What the task requires
Retype the records below exactly as they stand, omitting the pictures.
━━━ Given records
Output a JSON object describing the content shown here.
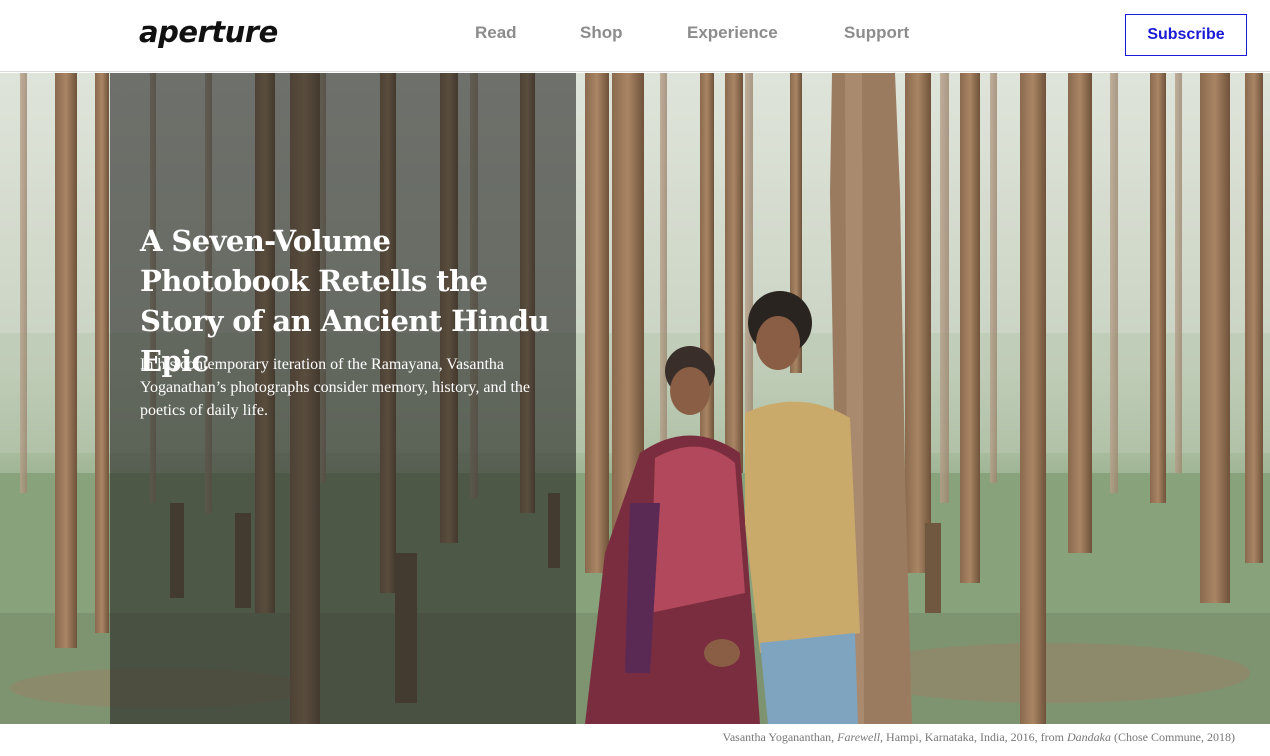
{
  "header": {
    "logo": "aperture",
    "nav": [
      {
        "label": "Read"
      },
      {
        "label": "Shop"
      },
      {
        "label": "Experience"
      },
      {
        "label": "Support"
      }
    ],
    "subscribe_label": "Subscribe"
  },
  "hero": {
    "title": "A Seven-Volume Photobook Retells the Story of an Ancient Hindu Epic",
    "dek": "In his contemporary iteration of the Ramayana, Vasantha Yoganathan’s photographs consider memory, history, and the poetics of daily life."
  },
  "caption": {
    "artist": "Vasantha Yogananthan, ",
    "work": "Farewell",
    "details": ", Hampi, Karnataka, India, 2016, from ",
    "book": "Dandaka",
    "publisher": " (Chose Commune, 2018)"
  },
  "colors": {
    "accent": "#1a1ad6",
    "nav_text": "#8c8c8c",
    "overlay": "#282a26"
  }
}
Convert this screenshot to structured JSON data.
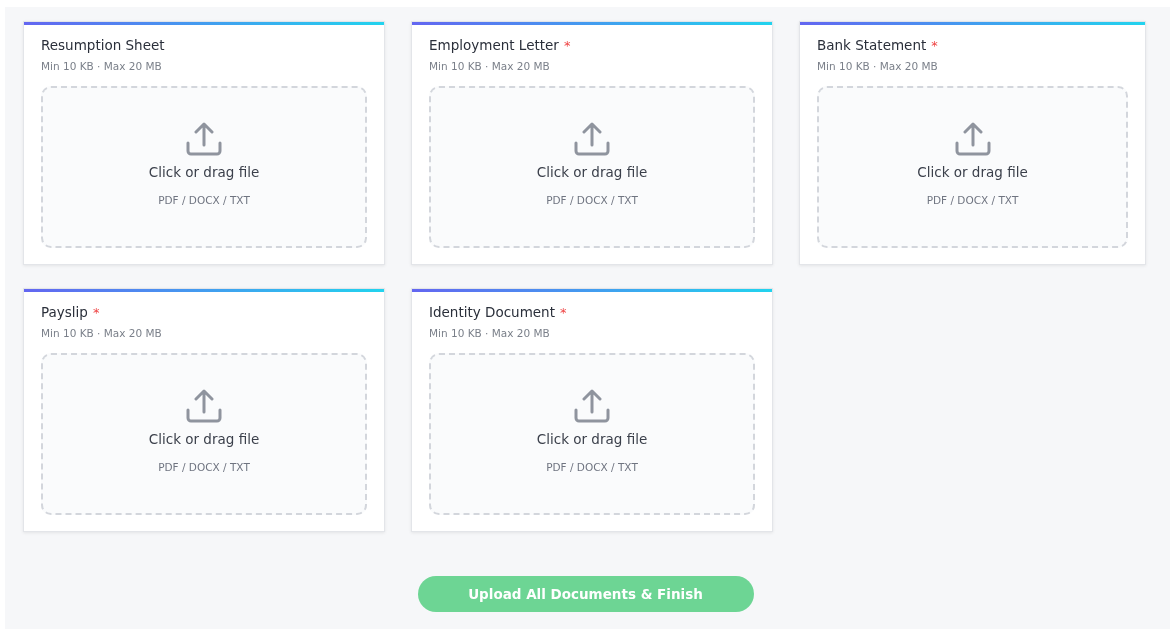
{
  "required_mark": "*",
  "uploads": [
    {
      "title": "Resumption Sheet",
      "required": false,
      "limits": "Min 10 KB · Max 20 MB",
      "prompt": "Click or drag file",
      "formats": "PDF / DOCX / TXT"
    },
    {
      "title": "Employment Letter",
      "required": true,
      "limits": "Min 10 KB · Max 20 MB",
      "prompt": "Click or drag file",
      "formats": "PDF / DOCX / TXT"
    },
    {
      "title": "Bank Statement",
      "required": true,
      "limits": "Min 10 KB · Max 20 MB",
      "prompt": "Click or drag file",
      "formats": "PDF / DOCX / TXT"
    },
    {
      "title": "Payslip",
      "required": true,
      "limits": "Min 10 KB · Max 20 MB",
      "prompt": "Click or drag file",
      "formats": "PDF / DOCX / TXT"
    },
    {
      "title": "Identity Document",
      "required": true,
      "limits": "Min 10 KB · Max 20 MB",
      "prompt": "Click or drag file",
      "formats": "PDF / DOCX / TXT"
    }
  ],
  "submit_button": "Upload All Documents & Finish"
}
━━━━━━
Result
Output a JSON object describing the content shown here.
{
  "header": {
    "logo": "aperture",
    "nav": [
      {
        "label": "Read"
      },
      {
        "label": "Shop"
      },
      {
        "label": "Experience"
      },
      {
        "label": "Support"
      }
    ],
    "subscribe_label": "Subscribe"
  },
  "hero": {
    "title": "A Seven-Volume Photobook Retells the Story of an Ancient Hindu Epic",
    "dek": "In his contemporary iteration of the Ramayana, Vasantha Yoganathan’s photographs consider memory, history, and the poetics of daily life."
  },
  "caption": {
    "artist": "Vasantha Yogananthan, ",
    "work": "Farewell",
    "details": ", Hampi, Karnataka, India, 2016, from ",
    "book": "Dandaka",
    "publisher": " (Chose Commune, 2018)"
  },
  "colors": {
    "accent": "#1a1ad6",
    "nav_text": "#8c8c8c",
    "overlay": "#282a26"
  }
}
Convert this screenshot to structured JSON data.
{
  "required_mark": "*",
  "uploads": [
    {
      "title": "Resumption Sheet",
      "required": false,
      "limits": "Min 10 KB · Max 20 MB",
      "prompt": "Click or drag file",
      "formats": "PDF / DOCX / TXT"
    },
    {
      "title": "Employment Letter",
      "required": true,
      "limits": "Min 10 KB · Max 20 MB",
      "prompt": "Click or drag file",
      "formats": "PDF / DOCX / TXT"
    },
    {
      "title": "Bank Statement",
      "required": true,
      "limits": "Min 10 KB · Max 20 MB",
      "prompt": "Click or drag file",
      "formats": "PDF / DOCX / TXT"
    },
    {
      "title": "Payslip",
      "required": true,
      "limits": "Min 10 KB · Max 20 MB",
      "prompt": "Click or drag file",
      "formats": "PDF / DOCX / TXT"
    },
    {
      "title": "Identity Document",
      "required": true,
      "limits": "Min 10 KB · Max 20 MB",
      "prompt": "Click or drag file",
      "formats": "PDF / DOCX / TXT"
    }
  ],
  "submit_button": "Upload All Documents & Finish"
}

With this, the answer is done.